'This extraordinary show which gives rise to a variety of mixed feelings' (Jerusalem Post) represented the best collection of Aboriginal art in private hands in the world. Gabrielle Pizzi has been campaigning vigorously for its promotion in the galleries of Australia and internationally for more than twenty years. All the artists represented are of major significance, including the first indigenous Australian (Clifford Possum Tjapaltjarra in 1983) to win the Alice Prize: Emily Kngwarreye represented Australia at the 1997 Venice Biennale. It was the perfect vehicle in which to launch the Australia Israel Cultural Exchange in Israel. Not only did it provide the opportunity to present this unique work of extraordinary power and sensitivity to an Israeli audience at the very time when global interest in Aboriginal art was increasing exponentially. But also, firmly based on the relationship between people and the land, Aboriginal art represents thousands of years of culture – social, spiritual, artistic, philosophical. It is this very relationship that creates a parallel affinity to Jews and Israel. It is this very reason that it was prescient to launch AICE with this exhibition.

Newspaper, television, website, magazine and radio journalists all clamoured to cover this historic presentation, with articles and glowing reports reaching audiences in Hebrew, Arabic, English, French, Spanish and Russian. News of the event reached beyond the confines of the usual exhibition-goers, thus achieving the objective of increasing the awareness of the art form and Australia within Israel to as wide an audience as possible.

 

'...I just wanted to write and tell you that I came back from the exhibition in Jerusalem inspired by what I saw. I have never seen anything like this before. It was fantastic. I felt privileged to see such quality and based on such ancient traditions. Now I want to see more. I want my family to see it. My friends as well. Thank you AICE. Thank you for bringing this exhibition to Israel...' (Sharona Aviv, Petach Tikva – received by email)

In the exhibition catalogue, Albert Dadon stated ‘The relationship between Australia and Israel has always been both warm and strong. Across the political spectrum, successive leaders have endeavoured to expand, develop and enrich the many links.
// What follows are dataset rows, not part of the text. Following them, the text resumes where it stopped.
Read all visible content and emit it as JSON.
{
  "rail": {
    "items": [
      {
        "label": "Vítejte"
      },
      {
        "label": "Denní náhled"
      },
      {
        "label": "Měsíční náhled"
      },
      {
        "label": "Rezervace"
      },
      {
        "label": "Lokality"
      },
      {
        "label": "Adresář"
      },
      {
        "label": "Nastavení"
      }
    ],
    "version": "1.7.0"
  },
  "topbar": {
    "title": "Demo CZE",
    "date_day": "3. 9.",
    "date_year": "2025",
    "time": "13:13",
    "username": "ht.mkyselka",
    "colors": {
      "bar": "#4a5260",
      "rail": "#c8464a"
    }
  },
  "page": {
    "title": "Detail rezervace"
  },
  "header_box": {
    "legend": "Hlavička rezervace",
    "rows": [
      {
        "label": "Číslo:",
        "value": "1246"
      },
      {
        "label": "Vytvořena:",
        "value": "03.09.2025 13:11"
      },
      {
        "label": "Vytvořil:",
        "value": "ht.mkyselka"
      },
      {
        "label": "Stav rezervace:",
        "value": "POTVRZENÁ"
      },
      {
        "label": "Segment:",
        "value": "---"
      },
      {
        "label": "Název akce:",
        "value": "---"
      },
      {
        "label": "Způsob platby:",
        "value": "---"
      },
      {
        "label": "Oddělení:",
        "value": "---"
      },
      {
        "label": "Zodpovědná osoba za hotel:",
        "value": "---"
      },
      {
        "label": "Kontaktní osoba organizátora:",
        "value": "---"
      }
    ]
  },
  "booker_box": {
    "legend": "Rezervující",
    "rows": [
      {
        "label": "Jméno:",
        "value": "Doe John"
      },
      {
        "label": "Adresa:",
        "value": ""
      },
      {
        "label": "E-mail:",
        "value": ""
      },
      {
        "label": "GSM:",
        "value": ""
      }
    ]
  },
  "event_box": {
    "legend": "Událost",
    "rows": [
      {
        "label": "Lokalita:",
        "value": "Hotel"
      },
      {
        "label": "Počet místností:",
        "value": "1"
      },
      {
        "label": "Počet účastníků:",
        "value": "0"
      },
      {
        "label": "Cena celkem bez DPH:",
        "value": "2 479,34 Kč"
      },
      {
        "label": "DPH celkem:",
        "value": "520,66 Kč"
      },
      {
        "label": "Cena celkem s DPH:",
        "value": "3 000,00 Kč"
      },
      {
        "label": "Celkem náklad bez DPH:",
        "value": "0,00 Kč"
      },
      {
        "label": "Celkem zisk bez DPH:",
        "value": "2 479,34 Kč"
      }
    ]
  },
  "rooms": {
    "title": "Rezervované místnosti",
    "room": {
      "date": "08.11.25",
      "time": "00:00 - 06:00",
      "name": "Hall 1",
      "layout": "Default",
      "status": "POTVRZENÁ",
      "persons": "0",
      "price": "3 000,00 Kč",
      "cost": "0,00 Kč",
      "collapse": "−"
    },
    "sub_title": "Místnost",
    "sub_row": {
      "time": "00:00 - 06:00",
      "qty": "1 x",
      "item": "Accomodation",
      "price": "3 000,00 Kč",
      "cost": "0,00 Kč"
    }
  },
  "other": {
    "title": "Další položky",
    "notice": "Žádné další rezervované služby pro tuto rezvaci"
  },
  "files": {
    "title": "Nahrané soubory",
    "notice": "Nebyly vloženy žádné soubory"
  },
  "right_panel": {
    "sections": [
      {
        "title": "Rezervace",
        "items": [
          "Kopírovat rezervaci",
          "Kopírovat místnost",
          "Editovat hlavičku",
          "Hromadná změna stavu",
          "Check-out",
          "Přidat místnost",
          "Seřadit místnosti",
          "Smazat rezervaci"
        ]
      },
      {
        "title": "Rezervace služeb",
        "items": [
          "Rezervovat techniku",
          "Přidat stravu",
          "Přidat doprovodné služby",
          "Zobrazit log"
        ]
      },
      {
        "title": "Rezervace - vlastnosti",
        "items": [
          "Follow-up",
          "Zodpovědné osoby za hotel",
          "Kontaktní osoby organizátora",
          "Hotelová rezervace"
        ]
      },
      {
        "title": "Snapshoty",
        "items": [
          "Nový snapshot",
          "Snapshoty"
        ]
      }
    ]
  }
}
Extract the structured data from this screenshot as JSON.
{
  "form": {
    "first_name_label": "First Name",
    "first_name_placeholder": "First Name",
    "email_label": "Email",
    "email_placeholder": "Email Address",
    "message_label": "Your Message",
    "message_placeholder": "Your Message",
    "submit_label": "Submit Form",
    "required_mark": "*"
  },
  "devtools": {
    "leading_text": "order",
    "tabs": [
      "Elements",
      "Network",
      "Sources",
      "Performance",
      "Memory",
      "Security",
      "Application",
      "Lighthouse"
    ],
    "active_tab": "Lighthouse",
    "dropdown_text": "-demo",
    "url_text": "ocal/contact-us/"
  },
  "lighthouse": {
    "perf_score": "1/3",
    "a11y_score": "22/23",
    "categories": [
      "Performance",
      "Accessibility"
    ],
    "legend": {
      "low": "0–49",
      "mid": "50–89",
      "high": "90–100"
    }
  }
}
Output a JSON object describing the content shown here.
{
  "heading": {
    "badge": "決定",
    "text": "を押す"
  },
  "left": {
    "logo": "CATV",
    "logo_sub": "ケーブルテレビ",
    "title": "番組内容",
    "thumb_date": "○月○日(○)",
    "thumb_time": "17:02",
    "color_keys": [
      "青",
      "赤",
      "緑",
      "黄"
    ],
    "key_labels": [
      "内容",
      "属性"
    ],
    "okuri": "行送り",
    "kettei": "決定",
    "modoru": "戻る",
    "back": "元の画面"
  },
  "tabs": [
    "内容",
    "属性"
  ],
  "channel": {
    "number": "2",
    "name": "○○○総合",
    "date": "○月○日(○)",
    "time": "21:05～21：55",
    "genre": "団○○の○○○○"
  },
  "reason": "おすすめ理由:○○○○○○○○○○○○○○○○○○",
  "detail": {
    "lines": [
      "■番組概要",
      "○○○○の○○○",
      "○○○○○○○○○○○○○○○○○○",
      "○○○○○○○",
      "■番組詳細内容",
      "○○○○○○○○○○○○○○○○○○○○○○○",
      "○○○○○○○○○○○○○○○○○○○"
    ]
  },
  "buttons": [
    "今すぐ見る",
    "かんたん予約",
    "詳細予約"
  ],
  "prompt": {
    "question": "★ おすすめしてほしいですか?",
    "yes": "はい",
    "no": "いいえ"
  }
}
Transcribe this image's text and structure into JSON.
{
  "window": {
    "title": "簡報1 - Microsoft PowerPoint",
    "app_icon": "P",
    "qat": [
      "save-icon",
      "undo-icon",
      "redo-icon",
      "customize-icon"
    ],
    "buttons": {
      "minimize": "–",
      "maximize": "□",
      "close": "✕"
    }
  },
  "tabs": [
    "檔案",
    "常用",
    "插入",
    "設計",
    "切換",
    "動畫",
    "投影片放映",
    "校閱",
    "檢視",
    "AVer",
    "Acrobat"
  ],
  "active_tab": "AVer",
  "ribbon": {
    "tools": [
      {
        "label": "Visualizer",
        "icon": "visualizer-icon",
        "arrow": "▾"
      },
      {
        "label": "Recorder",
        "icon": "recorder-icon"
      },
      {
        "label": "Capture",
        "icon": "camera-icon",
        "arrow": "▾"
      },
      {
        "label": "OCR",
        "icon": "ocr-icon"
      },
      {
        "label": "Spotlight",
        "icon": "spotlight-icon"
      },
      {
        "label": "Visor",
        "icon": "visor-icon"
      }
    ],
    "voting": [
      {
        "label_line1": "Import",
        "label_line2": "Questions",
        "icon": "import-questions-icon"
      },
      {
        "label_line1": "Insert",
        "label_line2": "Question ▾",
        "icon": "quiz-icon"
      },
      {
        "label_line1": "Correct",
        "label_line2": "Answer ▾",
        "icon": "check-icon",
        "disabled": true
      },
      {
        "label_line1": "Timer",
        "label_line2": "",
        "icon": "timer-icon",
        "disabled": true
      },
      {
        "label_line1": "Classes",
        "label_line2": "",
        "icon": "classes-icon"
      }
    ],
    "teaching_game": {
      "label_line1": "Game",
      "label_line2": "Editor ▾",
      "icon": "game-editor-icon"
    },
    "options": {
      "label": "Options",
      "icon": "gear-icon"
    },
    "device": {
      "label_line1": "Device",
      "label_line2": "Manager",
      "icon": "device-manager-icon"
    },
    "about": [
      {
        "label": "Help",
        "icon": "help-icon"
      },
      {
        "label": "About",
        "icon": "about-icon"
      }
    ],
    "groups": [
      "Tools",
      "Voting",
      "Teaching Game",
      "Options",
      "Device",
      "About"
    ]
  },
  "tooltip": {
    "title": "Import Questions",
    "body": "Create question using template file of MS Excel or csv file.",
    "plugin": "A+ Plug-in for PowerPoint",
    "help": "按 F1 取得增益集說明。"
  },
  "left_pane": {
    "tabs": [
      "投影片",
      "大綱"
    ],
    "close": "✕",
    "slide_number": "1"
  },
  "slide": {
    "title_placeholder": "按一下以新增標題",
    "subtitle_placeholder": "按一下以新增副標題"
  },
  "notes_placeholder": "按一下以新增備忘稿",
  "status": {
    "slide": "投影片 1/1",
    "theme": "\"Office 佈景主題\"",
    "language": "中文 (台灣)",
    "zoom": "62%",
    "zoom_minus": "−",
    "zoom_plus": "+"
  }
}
The creation of AICE adds depth to this relationship.’ Everyone who attended the exhibition would certainly endorse this statement.

 


Mythology and Reality: Contemporary Australian Aboriginal Desert Art from the Gabrielle Pizzi exhibition is supported by:

The Pratt Foundation The Besen Family Foundation Israel Museum Jerusalem